Records drawn from a dataset:
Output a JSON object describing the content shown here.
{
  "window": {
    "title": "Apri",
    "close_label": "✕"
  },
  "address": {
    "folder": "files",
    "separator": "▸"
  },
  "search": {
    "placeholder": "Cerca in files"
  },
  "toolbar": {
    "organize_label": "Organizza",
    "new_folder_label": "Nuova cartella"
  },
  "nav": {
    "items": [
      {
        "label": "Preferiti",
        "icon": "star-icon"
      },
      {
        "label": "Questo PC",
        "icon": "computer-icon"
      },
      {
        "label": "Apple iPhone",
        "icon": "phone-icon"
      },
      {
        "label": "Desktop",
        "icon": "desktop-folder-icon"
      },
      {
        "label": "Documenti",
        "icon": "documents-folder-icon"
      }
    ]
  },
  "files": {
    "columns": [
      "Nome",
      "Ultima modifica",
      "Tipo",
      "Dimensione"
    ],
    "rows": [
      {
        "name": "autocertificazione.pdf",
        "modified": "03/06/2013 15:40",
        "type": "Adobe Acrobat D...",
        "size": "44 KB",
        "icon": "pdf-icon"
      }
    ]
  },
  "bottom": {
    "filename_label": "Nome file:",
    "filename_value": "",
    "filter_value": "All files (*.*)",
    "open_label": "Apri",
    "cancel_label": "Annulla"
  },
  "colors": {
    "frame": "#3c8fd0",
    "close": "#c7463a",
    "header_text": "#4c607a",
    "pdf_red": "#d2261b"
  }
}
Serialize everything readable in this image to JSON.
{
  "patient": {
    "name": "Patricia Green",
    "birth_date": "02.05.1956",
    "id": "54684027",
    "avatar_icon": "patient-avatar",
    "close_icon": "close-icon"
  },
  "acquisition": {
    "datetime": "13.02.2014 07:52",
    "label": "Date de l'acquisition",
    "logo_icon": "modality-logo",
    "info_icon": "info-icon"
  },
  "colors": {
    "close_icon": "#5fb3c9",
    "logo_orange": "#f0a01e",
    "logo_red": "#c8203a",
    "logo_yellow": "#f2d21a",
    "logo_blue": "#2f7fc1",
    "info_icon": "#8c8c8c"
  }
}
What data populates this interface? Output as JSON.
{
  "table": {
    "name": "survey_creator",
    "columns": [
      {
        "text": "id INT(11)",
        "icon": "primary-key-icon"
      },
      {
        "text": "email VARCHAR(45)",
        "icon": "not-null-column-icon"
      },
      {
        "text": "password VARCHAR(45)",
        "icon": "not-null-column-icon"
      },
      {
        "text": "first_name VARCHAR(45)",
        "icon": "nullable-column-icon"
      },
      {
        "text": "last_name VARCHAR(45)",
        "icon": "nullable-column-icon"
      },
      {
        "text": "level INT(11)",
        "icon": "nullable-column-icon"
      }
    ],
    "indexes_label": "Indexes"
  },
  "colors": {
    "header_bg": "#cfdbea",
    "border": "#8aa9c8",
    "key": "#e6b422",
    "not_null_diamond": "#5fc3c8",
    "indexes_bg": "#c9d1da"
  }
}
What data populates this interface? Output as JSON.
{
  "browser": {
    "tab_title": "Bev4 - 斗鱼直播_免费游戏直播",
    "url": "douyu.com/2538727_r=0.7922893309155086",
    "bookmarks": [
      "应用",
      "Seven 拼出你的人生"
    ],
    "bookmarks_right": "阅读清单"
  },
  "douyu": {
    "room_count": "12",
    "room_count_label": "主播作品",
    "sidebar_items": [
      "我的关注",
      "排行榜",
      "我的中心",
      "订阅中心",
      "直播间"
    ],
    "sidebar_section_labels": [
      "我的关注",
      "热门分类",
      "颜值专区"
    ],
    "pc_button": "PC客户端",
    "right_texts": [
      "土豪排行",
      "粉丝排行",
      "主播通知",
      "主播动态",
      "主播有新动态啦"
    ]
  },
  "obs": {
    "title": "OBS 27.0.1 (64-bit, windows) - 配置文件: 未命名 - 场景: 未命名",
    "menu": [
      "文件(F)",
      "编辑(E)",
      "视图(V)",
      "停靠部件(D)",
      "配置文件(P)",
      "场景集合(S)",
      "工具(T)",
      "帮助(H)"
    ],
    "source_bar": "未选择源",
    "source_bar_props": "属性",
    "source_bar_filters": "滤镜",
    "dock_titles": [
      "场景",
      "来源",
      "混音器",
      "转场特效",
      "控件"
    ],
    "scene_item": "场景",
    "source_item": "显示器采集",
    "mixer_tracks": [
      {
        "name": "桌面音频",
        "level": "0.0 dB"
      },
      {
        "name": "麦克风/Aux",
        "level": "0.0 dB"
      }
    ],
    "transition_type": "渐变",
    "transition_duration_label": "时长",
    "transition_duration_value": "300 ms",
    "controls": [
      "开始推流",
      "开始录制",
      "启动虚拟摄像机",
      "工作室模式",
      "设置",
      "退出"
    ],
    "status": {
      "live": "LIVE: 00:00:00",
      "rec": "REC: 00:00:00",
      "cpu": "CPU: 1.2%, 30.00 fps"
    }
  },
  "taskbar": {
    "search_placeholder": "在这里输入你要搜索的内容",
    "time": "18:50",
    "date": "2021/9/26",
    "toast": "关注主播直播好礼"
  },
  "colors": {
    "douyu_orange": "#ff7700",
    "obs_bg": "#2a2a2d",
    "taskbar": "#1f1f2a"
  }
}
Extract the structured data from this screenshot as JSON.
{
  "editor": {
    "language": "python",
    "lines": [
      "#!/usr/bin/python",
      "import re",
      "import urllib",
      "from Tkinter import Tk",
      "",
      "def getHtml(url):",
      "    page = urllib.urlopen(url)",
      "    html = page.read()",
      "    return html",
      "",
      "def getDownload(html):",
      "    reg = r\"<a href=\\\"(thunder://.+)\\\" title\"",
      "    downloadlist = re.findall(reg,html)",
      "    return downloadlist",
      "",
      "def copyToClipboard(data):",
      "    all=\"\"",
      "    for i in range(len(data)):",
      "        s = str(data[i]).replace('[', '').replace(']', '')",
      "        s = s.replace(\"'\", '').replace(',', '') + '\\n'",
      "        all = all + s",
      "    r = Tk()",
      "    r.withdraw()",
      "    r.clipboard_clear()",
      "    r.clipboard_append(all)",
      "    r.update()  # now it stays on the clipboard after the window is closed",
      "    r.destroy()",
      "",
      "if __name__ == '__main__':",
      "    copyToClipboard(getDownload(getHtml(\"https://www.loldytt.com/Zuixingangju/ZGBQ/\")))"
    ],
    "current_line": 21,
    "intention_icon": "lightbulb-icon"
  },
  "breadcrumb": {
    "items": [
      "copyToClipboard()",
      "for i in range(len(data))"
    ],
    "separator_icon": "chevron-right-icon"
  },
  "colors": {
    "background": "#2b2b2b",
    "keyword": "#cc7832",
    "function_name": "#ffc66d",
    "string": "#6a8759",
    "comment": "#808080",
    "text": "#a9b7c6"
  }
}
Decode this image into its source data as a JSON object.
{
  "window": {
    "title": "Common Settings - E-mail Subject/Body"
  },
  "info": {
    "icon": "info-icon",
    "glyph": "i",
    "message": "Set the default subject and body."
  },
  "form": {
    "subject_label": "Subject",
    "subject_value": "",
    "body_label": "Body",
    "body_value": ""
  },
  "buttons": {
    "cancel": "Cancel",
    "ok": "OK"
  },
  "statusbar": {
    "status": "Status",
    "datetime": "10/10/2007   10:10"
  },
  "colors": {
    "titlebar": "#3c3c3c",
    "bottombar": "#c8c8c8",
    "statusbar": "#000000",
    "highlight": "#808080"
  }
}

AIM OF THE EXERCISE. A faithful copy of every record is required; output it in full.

YOUR SOLUTION.
Output a JSON object describing the content shown here.
{
  "window": {
    "title": "Apri",
    "close_label": "✕"
  },
  "address": {
    "folder": "files",
    "separator": "▸"
  },
  "search": {
    "placeholder": "Cerca in files"
  },
  "toolbar": {
    "organize_label": "Organizza",
    "new_folder_label": "Nuova cartella"
  },
  "nav": {
    "items": [
      {
        "label": "Preferiti",
        "icon": "star-icon"
      },
      {
        "label": "Questo PC",
        "icon": "computer-icon"
      },
      {
        "label": "Apple iPhone",
        "icon": "phone-icon"
      },
      {
        "label": "Desktop",
        "icon": "desktop-folder-icon"
      },
      {
        "label": "Documenti",
        "icon": "documents-folder-icon"
      }
    ]
  },
  "files": {
    "columns": [
      "Nome",
      "Ultima modifica",
      "Tipo",
      "Dimensione"
    ],
    "rows": [
      {
        "name": "autocertificazione.pdf",
        "modified": "03/06/2013 15:40",
        "type": "Adobe Acrobat D...",
        "size": "44 KB",
        "icon": "pdf-icon"
      }
    ]
  },
  "bottom": {
    "filename_label": "Nome file:",
    "filename_value": "",
    "filter_value": "All files (*.*)",
    "open_label": "Apri",
    "cancel_label": "Annulla"
  },
  "colors": {
    "frame": "#3c8fd0",
    "close": "#c7463a",
    "header_text": "#4c607a",
    "pdf_red": "#d2261b"
  }
}
Serialize everything readable in this image to JSON.
{
  "patient": {
    "name": "Patricia Green",
    "birth_date": "02.05.1956",
    "id": "54684027",
    "avatar_icon": "patient-avatar",
    "close_icon": "close-icon"
  },
  "acquisition": {
    "datetime": "13.02.2014 07:52",
    "label": "Date de l'acquisition",
    "logo_icon": "modality-logo",
    "info_icon": "info-icon"
  },
  "colors": {
    "close_icon": "#5fb3c9",
    "logo_orange": "#f0a01e",
    "logo_red": "#c8203a",
    "logo_yellow": "#f2d21a",
    "logo_blue": "#2f7fc1",
    "info_icon": "#8c8c8c"
  }
}
What data populates this interface? Output as JSON.
{
  "table": {
    "name": "survey_creator",
    "columns": [
      {
        "text": "id INT(11)",
        "icon": "primary-key-icon"
      },
      {
        "text": "email VARCHAR(45)",
        "icon": "not-null-column-icon"
      },
      {
        "text": "password VARCHAR(45)",
        "icon": "not-null-column-icon"
      },
      {
        "text": "first_name VARCHAR(45)",
        "icon": "nullable-column-icon"
      },
      {
        "text": "last_name VARCHAR(45)",
        "icon": "nullable-column-icon"
      },
      {
        "text": "level INT(11)",
        "icon": "nullable-column-icon"
      }
    ],
    "indexes_label": "Indexes"
  },
  "colors": {
    "header_bg": "#cfdbea",
    "border": "#8aa9c8",
    "key": "#e6b422",
    "not_null_diamond": "#5fc3c8",
    "indexes_bg": "#c9d1da"
  }
}
What data populates this interface? Output as JSON.
{
  "browser": {
    "tab_title": "Bev4 - 斗鱼直播_免费游戏直播",
    "url": "douyu.com/2538727_r=0.7922893309155086",
    "bookmarks": [
      "应用",
      "Seven 拼出你的人生"
    ],
    "bookmarks_right": "阅读清单"
  },
  "douyu": {
    "room_count": "12",
    "room_count_label": "主播作品",
    "sidebar_items": [
      "我的关注",
      "排行榜",
      "我的中心",
      "订阅中心",
      "直播间"
    ],
    "sidebar_section_labels": [
      "我的关注",
      "热门分类",
      "颜值专区"
    ],
    "pc_button": "PC客户端",
    "right_texts": [
      "土豪排行",
      "粉丝排行",
      "主播通知",
      "主播动态",
      "主播有新动态啦"
    ]
  },
  "obs": {
    "title": "OBS 27.0.1 (64-bit, windows) - 配置文件: 未命名 - 场景: 未命名",
    "menu": [
      "文件(F)",
      "编辑(E)",
      "视图(V)",
      "停靠部件(D)",
      "配置文件(P)",
      "场景集合(S)",
      "工具(T)",
      "帮助(H)"
    ],
    "source_bar": "未选择源",
    "source_bar_props": "属性",
    "source_bar_filters": "滤镜",
    "dock_titles": [
      "场景",
      "来源",
      "混音器",
      "转场特效",
      "控件"
    ],
    "scene_item": "场景",
    "source_item": "显示器采集",
    "mixer_tracks": [
      {
        "name": "桌面音频",
        "level": "0.0 dB"
      },
      {
        "name": "麦克风/Aux",
        "level": "0.0 dB"
      }
    ],
    "transition_type": "渐变",
    "transition_duration_label": "时长",
    "transition_duration_value": "300 ms",
    "controls": [
      "开始推流",
      "开始录制",
      "启动虚拟摄像机",
      "工作室模式",
      "设置",
      "退出"
    ],
    "status": {
      "live": "LIVE: 00:00:00",
      "rec": "REC: 00:00:00",
      "cpu": "CPU: 1.2%, 30.00 fps"
    }
  },
  "taskbar": {
    "search_placeholder": "在这里输入你要搜索的内容",
    "time": "18:50",
    "date": "2021/9/26",
    "toast": "关注主播直播好礼"
  },
  "colors": {
    "douyu_orange": "#ff7700",
    "obs_bg": "#2a2a2d",
    "taskbar": "#1f1f2a"
  }
}
Extract the structured data from this screenshot as JSON.
{
  "editor": {
    "language": "python",
    "lines": [
      "#!/usr/bin/python",
      "import re",
      "import urllib",
      "from Tkinter import Tk",
      "",
      "def getHtml(url):",
      "    page = urllib.urlopen(url)",
      "    html = page.read()",
      "    return html",
      "",
      "def getDownload(html):",
      "    reg = r\"<a href=\\\"(thunder://.+)\\\" title\"",
      "    downloadlist = re.findall(reg,html)",
      "    return downloadlist",
      "",
      "def copyToClipboard(data):",
      "    all=\"\"",
      "    for i in range(len(data)):",
      "        s = str(data[i]).replace('[', '').replace(']', '')",
      "        s = s.replace(\"'\", '').replace(',', '') + '\\n'",
      "        all = all + s",
      "    r = Tk()",
      "    r.withdraw()",
      "    r.clipboard_clear()",
      "    r.clipboard_append(all)",
      "    r.update()  # now it stays on the clipboard after the window is closed",
      "    r.destroy()",
      "",
      "if __name__ == '__main__':",
      "    copyToClipboard(getDownload(getHtml(\"https://www.loldytt.com/Zuixingangju/ZGBQ/\")))"
    ],
    "current_line": 21,
    "intention_icon": "lightbulb-icon"
  },
  "breadcrumb": {
    "items": [
      "copyToClipboard()",
      "for i in range(len(data))"
    ],
    "separator_icon": "chevron-right-icon"
  },
  "colors": {
    "background": "#2b2b2b",
    "keyword": "#cc7832",
    "function_name": "#ffc66d",
    "string": "#6a8759",
    "comment": "#808080",
    "text": "#a9b7c6"
  }
}
Decode this image into its source data as a JSON object.
{
  "window": {
    "title": "Common Settings - E-mail Subject/Body"
  },
  "info": {
    "icon": "info-icon",
    "glyph": "i",
    "message": "Set the default subject and body."
  },
  "form": {
    "subject_label": "Subject",
    "subject_value": "",
    "body_label": "Body",
    "body_value": ""
  },
  "buttons": {
    "cancel": "Cancel",
    "ok": "OK"
  },
  "statusbar": {
    "status": "Status",
    "datetime": "10/10/2007   10:10"
  },
  "colors": {
    "titlebar": "#3c3c3c",
    "bottombar": "#c8c8c8",
    "statusbar": "#000000",
    "highlight": "#808080"
  }
}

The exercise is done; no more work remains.